In mathematical logic, true arithmetic is the theory Th() of the natural numbers in the language of firstorder Peano arithmetic (Boolos, Burgess, and Jeffrey 2002:295). Tarski's indefinability theorem shows that this theory is not arithmetically definable.
Contents 
The signature of Peano arithmetic includes the addition, multiplication, and successor function symbols, the equality and lessthan relation symbols, and a constant symbol for 0. The (wellformed) formulas in this signature are built up in the the usual manner of firstorder logic. The language of firstorder arithmetic consists of all the wellformed formulas in this signature.
The structure is a model of Peano arithmetic defined as follows:
This structure is known as the standard model or intended interpretation of firstorder arithmetic.
A sentence in the language of firstorder arithmetic is said to be true in if it is true in the structure just defined.
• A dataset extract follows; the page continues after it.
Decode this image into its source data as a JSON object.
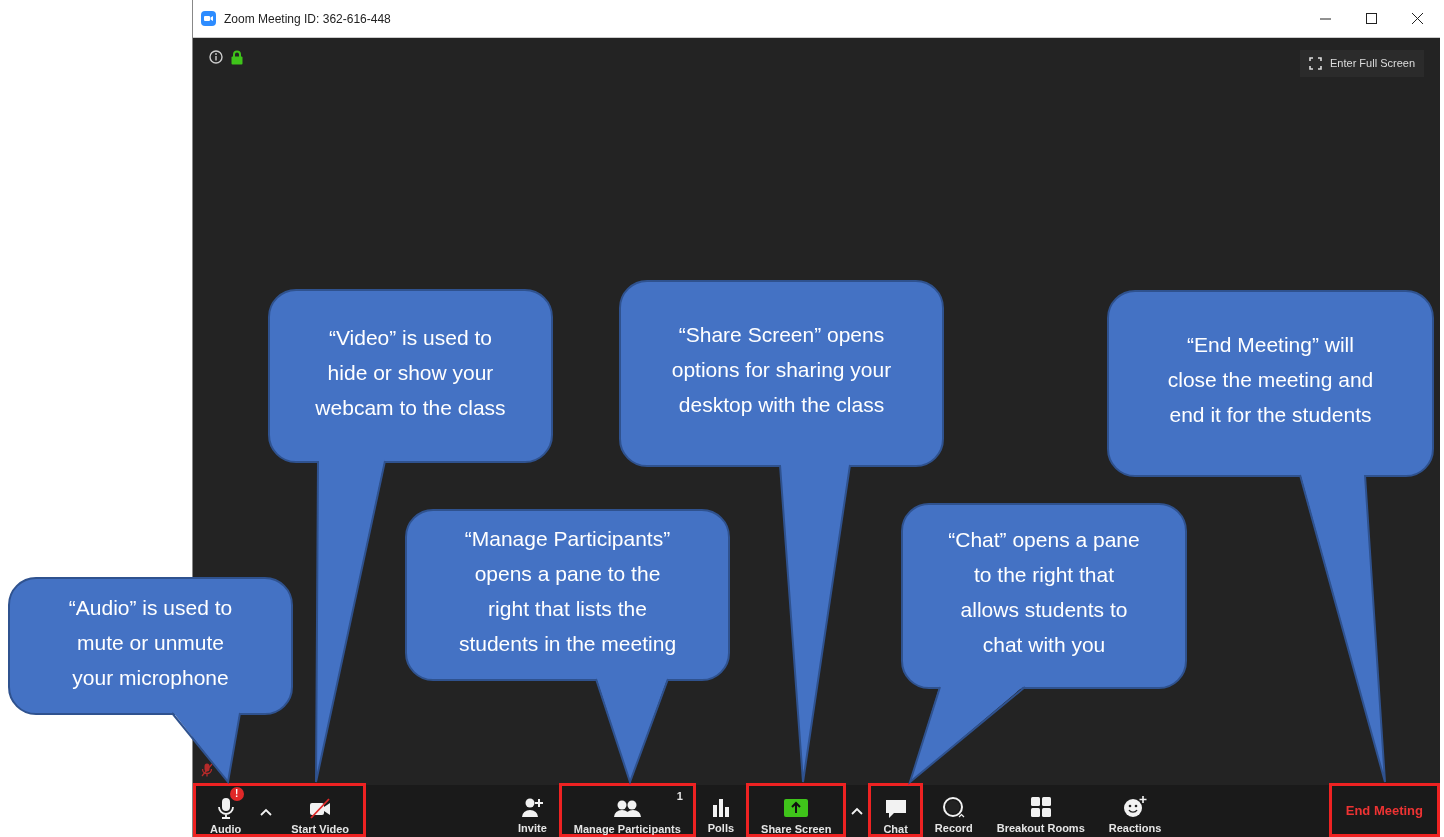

The notation is used to indicate that the sentence φ is true in
True arithmetic is the set Th() of all sentences in the language of firstorder arithmetic that are true in . This set is, equivalently, the (complete) theory of the structure (see theories associated with a structure).
The central result on true arithmetic is the indefinability theorem of Alfred Tarski (1936). It states that the set Th() is not arithmetically definable. This means that there is no "universal formula" φ in the signature of firstorder arithmetic such that, for every sentence θ in this signature,
Here is the numeral of the canonical Gödel number of the sentence θ.
Post's theorem is a sharper version of the indefinability theorem that shows a relationship between the definability of Th() and the Turing degrees, using the arithmetical hierarchy. For each natural number n, let Th_{n}() be the subset of Th() consisting of only sentences that are or lower in the arithmetical hierarchy. Post's theorem shows that, for each n, Th_{n}() is arithmetically definable, but only by a formula of complexity higher than . Thus no single formula can define Th(), because
but no single formula can define Th_{n}() for arbitrarily large n.
As discussed above, Th() is not arithmetically definable, by Tarski's theorem. A corollary of Post's theorem establishes that the Turing degree of Th() is 0^{ω}, and so Th() is not decidable nor recursively enumerable.
Th() is closely related to the theory Th() of the recursively enumerable Turing degrees, in the signature of partial orders (Shore 1999:184). In particular, there are computable functions S and T such that:
True arithmetic is an unstable theory, and so has 2^{κ} models for each uncountable cardinal κ. Since the theory is complete, all of its models are elementarily equivalent.
The true theory of secondorder arithmetic consists of all the sentences in the language of secondorder arithmetic that are satisfied by the standard model of secondorder arithmetic, whose firstorder part is the structure and whose secondorder part consists of every subset of .
The true theory of firstorder arithmetic, Th(), is a subset of the true theory of second order arithmetic, and Th() is definable in secondorder arithmetic. However, the generalization of Post's theorem to the analytical hierarchy shows that the true theory of secondorder arithmetic is not definable by any single formula in secondorder arithmetic.
Simpson (1977) has shown that the true theory of secondorder arithmetic is computably interpretable with the theory of the partial order of all Turing degrees, in the signature of partial orders, and vice versa.